It started in a windswept campsite in the Gobi Gurvan Saikhan National Park in the southern Gobi. Turuu and I had been working together for four years as tour leader and driver for a UK based adventure company. And then came the morning when I had to tell Turuu that the job had finished due to the company we were working for being sold and restructured. And that’s when he asked:
‘Boss. Why don’t you start our own company?’
In our special hybrid language we tentatively discussed ideas. We both felt that too many companies were selling stereotype Mongolia and not the reality of the country in the 21st Century. We knew that nomads and wilderness sell and yes, we wanted to earn a living, but we both felt that Mongolia is a diverse and dynamic country that deserved to be explored beyond its cliches. So it began. We launched with a small website, an even smaller fanfare and an even smaller handful of early customers.
With little business history or experience, we have slowly bootstrapped our way up. Making mistakes, being honest about making them and then learning from them. We kept our day jobs. We ate ramen noodles. My base in Ulaanbaatar was a US$ 6 per night dorm bed in a room with five other people. I have learnt how to blog. Turuu has learnt the fine art of small talk and together, we have slowly built Eternal Landscapes.
Since these early days, our EL brand is slowly growing. Yet from our Ulaanbaatar hub, we stay true to our original ethos of responsible and realistic tourism, remaining committed to supporting the local people, communities and environment. We’re a micro business that call ourselves ‘manaikhan – family.’ As well as our immediate team, we also know the faces and names of every Mongolian we work with – whether that be a Kazakh family in far western Mongolia or a philanthropist in Ulaanbaatar.
The ‘eternal landscapes’ of Mongolia and the broader context within which Mongolians live their lives runs deep through everything we do. Eternal Landscapes is about the vastness of the land of Mongolia and the way the local people make their lives within that immensity. It’s about travelling through Mongolia’s landscapes as a visitor and starting to understand how the landscapes have helped to form the Mongolian personality – the sturdy individualism, hardiness, endurance, self-sufficiency, tolerance and the spirit of freedom.
Since day one we have taken a pioneering approach. For some tour operators it is a business decision but we are so much more than just a profit-driven business scared of a negative TripAdvisor review. It’s a long-term love affair. With all the resultant peaks and troughs and challenges. And it’s the ability and willingness to learn from our mistakes that allows us to develop and strengthen.

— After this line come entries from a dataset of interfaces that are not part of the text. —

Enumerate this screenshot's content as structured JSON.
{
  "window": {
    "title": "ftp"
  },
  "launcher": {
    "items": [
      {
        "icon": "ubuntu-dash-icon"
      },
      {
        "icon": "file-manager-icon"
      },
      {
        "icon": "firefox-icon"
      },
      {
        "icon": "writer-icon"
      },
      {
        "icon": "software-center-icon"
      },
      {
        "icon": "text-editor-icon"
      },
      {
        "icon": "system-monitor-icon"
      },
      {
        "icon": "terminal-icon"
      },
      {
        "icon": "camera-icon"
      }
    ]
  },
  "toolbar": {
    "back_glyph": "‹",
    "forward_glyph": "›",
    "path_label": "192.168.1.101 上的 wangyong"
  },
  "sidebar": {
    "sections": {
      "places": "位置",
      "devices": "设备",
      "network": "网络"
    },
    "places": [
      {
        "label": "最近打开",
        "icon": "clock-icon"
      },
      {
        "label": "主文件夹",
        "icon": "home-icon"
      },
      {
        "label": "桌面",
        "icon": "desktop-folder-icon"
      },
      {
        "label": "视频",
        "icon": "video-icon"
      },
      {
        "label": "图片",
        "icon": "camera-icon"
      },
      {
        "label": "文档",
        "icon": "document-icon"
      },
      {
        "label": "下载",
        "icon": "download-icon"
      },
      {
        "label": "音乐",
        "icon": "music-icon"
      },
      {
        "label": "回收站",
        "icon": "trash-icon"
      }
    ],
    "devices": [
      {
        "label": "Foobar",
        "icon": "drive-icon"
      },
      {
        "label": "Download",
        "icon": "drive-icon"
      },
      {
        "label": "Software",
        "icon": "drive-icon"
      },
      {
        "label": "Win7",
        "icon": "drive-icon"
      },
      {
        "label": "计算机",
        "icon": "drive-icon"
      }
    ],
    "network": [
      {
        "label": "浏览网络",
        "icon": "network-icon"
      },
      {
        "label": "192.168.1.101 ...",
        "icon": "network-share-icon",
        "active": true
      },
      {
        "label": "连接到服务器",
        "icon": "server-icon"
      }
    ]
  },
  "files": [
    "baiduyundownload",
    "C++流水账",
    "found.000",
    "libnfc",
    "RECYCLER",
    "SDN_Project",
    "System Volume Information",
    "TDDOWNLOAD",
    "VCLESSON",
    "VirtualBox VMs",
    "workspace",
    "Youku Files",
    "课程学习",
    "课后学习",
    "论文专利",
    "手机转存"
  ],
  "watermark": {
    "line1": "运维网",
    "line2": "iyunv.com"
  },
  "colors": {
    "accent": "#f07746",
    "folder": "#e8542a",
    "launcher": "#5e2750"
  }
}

We’re proud that our genuine love of Mongolia remains through everything that we do.